■ **Source material**
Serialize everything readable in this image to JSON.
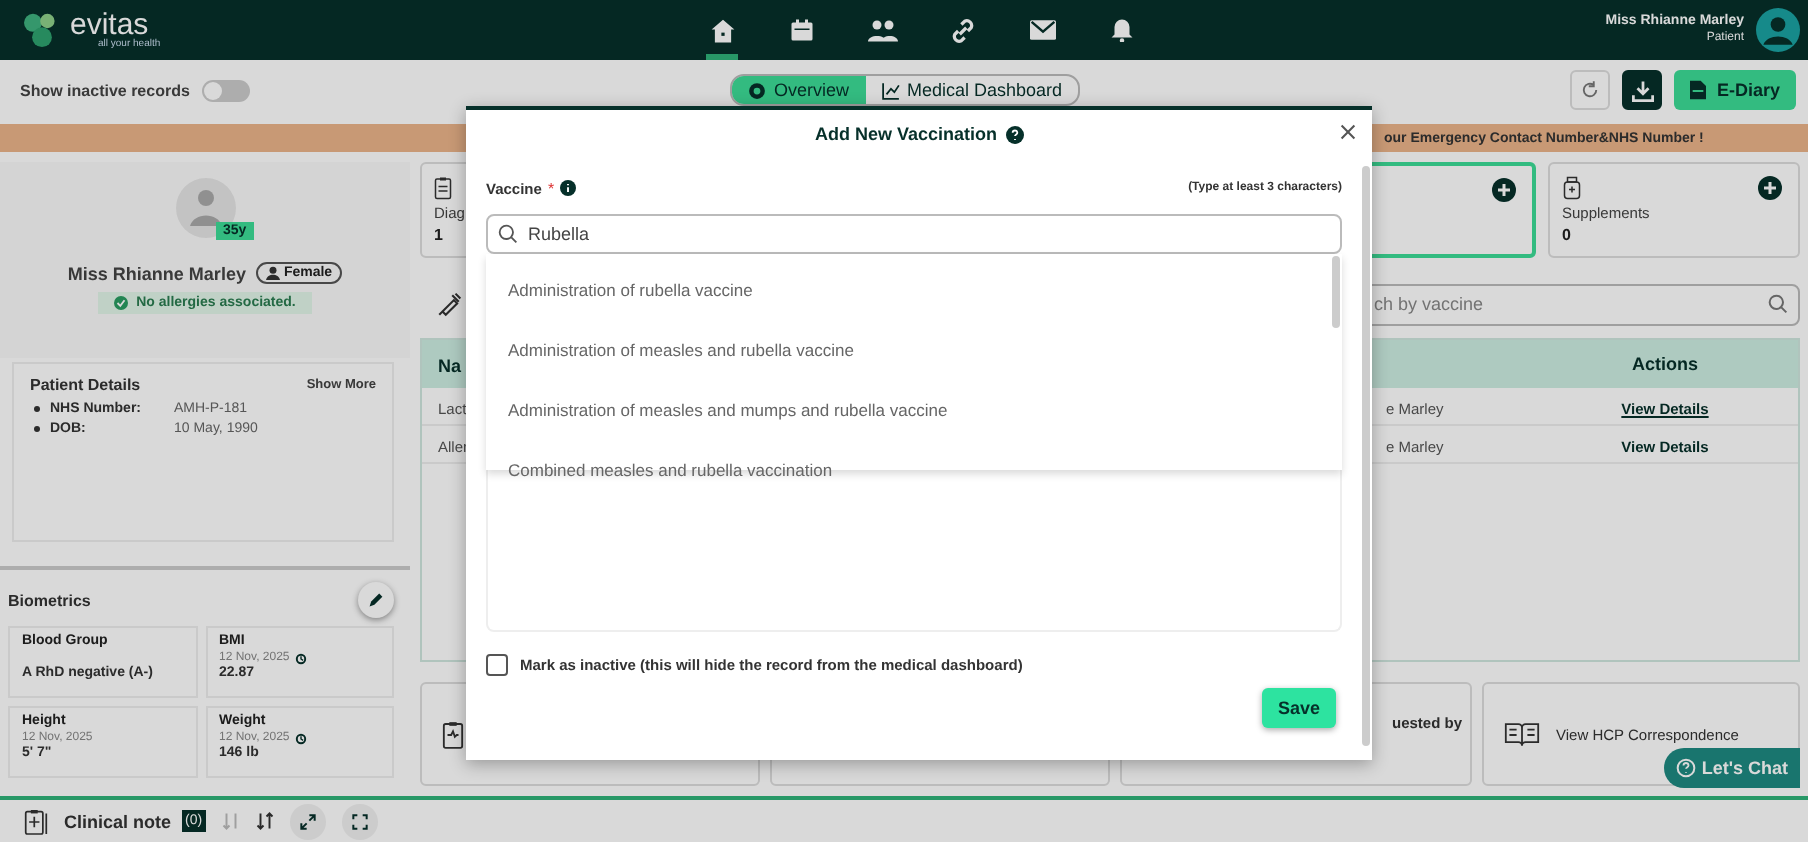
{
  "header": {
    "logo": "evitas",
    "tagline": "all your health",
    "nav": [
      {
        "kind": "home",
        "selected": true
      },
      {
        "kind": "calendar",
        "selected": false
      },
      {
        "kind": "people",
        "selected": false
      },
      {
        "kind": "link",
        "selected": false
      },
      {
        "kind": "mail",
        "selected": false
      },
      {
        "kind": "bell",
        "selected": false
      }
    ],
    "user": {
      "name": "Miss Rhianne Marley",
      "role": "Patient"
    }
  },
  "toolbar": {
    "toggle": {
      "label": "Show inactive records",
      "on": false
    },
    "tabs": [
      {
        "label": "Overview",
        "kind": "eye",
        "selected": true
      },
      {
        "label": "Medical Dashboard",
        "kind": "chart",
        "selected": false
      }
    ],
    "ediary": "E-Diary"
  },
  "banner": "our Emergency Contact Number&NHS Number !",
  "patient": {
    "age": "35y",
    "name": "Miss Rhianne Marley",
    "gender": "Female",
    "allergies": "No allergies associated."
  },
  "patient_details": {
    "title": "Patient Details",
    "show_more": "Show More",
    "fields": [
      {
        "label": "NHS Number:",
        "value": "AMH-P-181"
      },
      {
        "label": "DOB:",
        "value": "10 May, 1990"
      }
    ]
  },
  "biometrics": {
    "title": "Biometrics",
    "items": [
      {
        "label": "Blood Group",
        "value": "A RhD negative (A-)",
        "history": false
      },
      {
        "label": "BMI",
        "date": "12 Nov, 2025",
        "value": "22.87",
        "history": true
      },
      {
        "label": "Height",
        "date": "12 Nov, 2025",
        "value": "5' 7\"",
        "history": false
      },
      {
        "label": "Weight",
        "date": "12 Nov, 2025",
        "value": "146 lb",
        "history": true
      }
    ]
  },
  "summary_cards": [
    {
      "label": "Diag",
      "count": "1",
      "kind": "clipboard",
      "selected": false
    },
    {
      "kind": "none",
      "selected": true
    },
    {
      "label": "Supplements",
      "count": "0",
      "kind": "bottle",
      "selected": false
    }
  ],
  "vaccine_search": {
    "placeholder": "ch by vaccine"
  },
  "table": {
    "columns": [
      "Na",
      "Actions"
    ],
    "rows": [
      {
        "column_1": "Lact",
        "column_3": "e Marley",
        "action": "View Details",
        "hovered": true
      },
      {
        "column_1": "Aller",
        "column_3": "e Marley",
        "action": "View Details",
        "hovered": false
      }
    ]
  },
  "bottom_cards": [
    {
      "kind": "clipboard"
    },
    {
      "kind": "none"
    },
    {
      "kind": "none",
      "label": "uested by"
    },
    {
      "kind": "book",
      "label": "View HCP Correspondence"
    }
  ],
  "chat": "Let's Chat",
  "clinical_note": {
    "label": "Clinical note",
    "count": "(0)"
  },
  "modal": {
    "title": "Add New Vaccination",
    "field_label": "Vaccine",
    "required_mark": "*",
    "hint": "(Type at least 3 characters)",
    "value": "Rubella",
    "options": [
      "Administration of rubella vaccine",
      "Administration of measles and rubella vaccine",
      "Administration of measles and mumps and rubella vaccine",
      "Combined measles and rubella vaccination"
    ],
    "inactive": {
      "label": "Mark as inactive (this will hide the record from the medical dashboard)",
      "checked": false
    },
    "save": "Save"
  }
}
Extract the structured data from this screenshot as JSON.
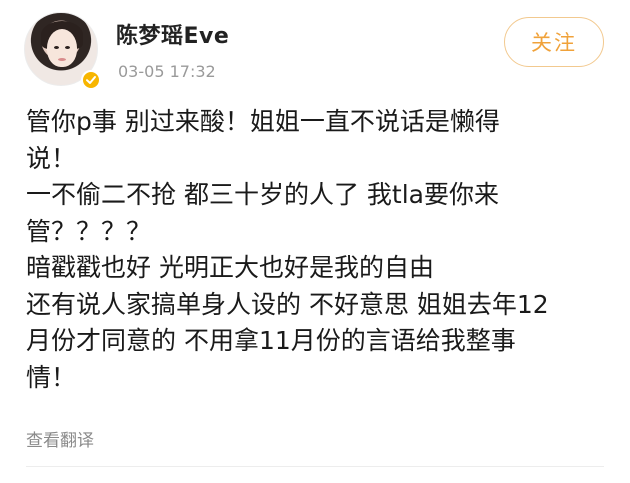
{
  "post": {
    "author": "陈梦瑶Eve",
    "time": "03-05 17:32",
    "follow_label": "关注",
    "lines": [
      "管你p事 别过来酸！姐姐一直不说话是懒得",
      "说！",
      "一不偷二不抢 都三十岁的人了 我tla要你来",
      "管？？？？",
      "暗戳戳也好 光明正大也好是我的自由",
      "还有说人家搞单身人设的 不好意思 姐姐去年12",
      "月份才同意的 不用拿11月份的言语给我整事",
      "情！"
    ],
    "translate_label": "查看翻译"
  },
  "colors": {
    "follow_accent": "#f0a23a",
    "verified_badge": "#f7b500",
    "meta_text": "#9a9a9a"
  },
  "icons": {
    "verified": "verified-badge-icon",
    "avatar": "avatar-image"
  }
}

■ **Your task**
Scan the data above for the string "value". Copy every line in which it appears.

■ **Solution for this problem**
        "value": "AMH-P-181"
        "value": "10 May, 1990"
        "value": "A RhD negative (A-)",
        "value": "22.87",
        "value": "5' 7\"",
        "value": "146 lb",
    "value": "Rubella",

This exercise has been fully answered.